Work instructions: Here is a block of records. Copy every line in it that includes "course".

################

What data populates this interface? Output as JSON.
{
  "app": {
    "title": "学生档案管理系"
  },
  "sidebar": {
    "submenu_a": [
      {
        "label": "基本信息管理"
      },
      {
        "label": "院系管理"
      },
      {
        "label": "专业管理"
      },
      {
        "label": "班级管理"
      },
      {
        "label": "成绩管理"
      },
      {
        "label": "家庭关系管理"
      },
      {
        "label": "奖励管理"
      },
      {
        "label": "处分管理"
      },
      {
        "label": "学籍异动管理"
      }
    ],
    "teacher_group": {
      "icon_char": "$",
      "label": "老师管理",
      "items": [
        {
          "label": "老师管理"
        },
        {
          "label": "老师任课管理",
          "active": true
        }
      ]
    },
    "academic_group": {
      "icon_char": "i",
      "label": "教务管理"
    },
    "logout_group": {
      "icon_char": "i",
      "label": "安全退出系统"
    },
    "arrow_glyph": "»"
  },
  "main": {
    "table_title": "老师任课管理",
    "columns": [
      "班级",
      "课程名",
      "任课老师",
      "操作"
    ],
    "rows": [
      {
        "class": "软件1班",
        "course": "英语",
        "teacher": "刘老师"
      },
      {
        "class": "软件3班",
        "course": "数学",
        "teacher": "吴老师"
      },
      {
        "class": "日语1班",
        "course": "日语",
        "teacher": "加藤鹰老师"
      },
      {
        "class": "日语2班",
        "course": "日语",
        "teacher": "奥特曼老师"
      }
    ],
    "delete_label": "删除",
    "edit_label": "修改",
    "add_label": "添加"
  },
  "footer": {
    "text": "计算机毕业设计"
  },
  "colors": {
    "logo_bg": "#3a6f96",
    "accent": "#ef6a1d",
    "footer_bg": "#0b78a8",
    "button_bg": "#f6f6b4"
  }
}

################

Solution to this task:
        "course": "英语",
        "course": "数学",
        "course": "日语",
        "course": "日语",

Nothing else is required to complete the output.